Nationals from 80 countries including China, Japanese, Koreans, Australians, New Zealanders, North Americans and virtually all Europeans, who want to enter Sri Lanka as a tourist for the purpose of tourism, receive a free tourist visa upon entry, valid for a short period of 30 days. A Tourist Visa is normally validated only for a single journey. Those who visit for purposes other than holiday should obtain prior Visit Visas. The 30-day visa can be extended up to 90 days on the payment of a fee. You'll need to show a return or onward airline ticket out of Sri Lanka, along with proof of funds, such as traveler's cheques or credit card, and provide a copy of the bio-data page of your passport and 02 photographs.
Any foreign national who desires to enter Sri Lanka, who holds a return air ticket and sufficient funds [currency / travellers cheques / credit card] for maintenance is eligible. Nationals of other countries should obtain prior Visit visas whatever the purpose of visit is. They can obtain prior visas/landing endorsements from the Sri Lankan Mission abroad or from the Controller General of Immigration and Emigration by requesting a local sponsor to apply on their behalf. The latest regulations are given at www.immigration.gov.lk.
Since Sri Lanka is a tropical country, you can expect the rain anytime of the year in most parts. However, the two major rainy seasons are South-West monsoon (May to September) and North-East monsoon (December to February). The climate of Sri Lanka changes dramatically from one part of the country to another. For example the Central Hills (Nuwara Eliya) of Sri Lanka, has a temperature around -5-20 C throughout the year, whereas most of the other regions specially the dry zone areas (Northern, North Central, Southern, and Eastern) relatively have a temperature consistently around 30-35 C.
There are some important guidelines that apply to photography regarding Buddhist imagery, when you visit a temple or other religious site. Do not turn your back to (or be alongside) a Buddha statue or any statue when posing for photos as this may cause disrespect, (observe what others are doing). It's OK to photograph a statue, but all persons should be facing it. Otherwise it would be a surprise that most tourists wouldn't bring a camera of some kind when they visit a photogenic island as Sri Lanka.
wear light Cotton garments and light weight suits are the ideal as Sri Lanka is a tropical island. Don't forget comfortable shoes, sandals or trainers, sun glasses and cotton socks. In the hill country pullovers will be necessary. It is advisable to wear respectful attire (no miniskirts, tank tops, short pants, hats, etc,) especially off the beach when visiting temples or any religious sites as a mark of respect. Public nudity is illegal in Sri Lanka - nude/topless sunbathing and skinny dipping should be avoided.
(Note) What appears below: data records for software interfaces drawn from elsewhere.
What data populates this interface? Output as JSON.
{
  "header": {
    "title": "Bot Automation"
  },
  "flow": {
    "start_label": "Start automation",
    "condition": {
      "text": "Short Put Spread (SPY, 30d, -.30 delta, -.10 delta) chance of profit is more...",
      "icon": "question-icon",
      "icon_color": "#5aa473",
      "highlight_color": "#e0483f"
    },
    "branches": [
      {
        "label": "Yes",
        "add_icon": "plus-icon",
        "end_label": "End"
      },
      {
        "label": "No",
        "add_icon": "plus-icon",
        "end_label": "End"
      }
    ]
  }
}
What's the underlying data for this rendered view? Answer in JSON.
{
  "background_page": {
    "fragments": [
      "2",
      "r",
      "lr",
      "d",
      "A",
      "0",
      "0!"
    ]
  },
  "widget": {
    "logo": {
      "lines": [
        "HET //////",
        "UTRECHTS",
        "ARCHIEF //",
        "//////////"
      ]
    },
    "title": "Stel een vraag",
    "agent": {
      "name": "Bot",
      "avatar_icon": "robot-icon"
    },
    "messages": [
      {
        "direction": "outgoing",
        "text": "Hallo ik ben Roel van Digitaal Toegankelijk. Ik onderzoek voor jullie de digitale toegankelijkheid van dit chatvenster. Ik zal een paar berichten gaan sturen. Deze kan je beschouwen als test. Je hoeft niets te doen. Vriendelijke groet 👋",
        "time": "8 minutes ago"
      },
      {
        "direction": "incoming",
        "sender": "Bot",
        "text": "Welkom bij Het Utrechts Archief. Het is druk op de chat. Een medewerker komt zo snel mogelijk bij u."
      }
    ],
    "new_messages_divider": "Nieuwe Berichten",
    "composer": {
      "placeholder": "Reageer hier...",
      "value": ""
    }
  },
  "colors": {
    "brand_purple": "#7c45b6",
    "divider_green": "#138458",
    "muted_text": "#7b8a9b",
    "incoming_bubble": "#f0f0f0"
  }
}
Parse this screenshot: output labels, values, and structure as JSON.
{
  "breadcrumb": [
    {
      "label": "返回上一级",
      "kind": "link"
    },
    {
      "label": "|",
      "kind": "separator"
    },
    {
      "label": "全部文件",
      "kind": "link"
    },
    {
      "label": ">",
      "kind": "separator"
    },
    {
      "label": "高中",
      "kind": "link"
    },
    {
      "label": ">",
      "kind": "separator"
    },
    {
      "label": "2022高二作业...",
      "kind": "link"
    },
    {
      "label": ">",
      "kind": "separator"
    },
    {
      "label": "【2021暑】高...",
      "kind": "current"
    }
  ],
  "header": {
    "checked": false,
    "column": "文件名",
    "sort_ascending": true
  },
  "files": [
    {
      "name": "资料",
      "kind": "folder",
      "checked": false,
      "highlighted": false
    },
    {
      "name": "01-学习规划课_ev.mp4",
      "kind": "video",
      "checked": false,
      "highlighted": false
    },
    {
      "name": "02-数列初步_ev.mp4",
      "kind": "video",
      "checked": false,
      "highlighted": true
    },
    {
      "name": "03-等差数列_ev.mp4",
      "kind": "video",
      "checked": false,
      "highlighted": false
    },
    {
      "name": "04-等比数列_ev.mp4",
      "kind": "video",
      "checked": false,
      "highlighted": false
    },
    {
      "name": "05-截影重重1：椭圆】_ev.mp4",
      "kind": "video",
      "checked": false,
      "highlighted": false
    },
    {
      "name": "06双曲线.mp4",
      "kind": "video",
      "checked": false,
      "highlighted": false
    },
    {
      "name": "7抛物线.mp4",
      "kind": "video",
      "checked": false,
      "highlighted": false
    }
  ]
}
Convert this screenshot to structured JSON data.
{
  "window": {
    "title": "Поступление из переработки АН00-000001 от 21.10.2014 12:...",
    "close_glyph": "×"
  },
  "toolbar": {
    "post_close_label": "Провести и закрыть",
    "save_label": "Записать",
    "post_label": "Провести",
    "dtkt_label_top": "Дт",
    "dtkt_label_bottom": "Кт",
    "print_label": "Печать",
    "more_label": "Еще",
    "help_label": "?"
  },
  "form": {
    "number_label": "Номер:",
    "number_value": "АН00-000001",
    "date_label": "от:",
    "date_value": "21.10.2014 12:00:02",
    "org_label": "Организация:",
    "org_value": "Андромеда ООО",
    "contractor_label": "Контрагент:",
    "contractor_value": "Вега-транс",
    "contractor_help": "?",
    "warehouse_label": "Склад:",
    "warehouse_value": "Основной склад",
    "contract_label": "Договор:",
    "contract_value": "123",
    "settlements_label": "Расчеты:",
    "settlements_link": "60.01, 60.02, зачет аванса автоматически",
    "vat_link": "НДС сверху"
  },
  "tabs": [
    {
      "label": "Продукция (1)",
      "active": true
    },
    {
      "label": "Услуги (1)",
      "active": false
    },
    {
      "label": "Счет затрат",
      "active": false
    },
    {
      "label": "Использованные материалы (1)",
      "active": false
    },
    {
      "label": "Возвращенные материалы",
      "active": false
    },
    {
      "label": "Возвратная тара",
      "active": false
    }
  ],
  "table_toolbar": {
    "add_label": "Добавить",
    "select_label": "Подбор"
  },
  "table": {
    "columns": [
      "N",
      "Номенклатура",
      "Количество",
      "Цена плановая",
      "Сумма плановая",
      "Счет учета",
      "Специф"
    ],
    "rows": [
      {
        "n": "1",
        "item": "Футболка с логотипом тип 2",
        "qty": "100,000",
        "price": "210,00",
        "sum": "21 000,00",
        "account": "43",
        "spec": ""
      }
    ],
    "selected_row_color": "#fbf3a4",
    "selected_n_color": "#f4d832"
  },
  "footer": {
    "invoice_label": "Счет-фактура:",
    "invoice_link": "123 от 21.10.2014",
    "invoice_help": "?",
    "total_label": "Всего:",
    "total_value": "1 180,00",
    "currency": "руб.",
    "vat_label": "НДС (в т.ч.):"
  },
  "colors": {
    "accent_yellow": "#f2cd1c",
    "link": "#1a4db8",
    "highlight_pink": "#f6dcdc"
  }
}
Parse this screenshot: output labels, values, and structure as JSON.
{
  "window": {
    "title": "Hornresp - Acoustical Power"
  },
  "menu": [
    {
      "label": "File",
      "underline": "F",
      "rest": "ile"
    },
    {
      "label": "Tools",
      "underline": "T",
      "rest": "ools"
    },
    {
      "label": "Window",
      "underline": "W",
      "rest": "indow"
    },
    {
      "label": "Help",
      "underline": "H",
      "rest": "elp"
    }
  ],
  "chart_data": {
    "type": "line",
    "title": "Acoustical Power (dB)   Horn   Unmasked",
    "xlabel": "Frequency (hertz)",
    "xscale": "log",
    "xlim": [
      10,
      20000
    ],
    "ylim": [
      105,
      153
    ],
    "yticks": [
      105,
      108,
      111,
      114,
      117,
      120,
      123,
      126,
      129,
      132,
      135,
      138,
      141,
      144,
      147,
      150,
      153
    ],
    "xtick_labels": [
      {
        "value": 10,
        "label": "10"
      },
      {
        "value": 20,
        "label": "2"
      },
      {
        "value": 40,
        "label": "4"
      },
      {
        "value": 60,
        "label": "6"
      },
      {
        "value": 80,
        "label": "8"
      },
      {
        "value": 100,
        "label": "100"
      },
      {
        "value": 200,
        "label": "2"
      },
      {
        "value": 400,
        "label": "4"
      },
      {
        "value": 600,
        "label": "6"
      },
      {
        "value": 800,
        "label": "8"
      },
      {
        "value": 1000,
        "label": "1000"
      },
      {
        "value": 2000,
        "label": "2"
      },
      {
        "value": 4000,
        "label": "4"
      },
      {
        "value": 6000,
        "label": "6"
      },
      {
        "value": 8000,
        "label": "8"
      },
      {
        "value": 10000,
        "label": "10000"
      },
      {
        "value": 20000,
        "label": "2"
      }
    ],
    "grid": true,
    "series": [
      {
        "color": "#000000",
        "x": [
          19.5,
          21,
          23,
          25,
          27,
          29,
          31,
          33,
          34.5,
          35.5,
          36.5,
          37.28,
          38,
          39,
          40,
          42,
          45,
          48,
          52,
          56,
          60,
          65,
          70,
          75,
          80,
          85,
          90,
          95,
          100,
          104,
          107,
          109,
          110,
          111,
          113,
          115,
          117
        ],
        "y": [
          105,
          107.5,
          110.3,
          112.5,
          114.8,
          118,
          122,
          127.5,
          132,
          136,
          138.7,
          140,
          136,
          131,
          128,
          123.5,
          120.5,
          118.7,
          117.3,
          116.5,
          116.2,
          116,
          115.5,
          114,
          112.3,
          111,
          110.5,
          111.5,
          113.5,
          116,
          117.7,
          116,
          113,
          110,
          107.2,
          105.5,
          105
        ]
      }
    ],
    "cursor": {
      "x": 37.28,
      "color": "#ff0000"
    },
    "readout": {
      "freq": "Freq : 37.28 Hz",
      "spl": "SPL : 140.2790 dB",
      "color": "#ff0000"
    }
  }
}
Sri Lanka Standard Time is five and a half hours ahead of GMT. (Allowance should be made for summer-time changes in Europe.)
Vaccination is recommended for Hepatitis A+B and Tetanus. Also, the Typhus vaccination outside of tourist areas especially in the wet season, beware of Bowel diseases such as diarrhea and amoebic dysentery, vector borne diseases such as malaria and dengue fever, Sri Lanka's physicians, though, many of them have trained in the West, are particularly experienced in dealing with locally occurring diseases. Minor health problems can always be treated by doctors with practices in the resorts and elsewhere in the country as Colombo now boasts a selection of modern, well-equipped private hospitals offering the latest medical services.
In Sri Lanka Water from the tap is not considered to be safe to drink in the country. So the best solution is to use bottled water for both drinking and teeth brushing. However, if you are using bottled water please make sure SLS (Sri Lanka Standard Institute) label is present, Although There are now many brands available. Fresh milk, due to the climate, spoils easily, and so is often very expensive. Powdered milk, however, is safe and is often substituted. 'Thambili' the juice from King Coconut is very refreshing. It's sold at the side of streets throughout the island, Coca Cola" and "Pepsi" also available in large and small sizes (plastic bottles) including several local soft drink brands - all available at rapidly multiplying supermarkets all across the country and grocery shops. Local beer and spirits are widely available. Alcohol is not sold on Poya (full-moon day of the month) days.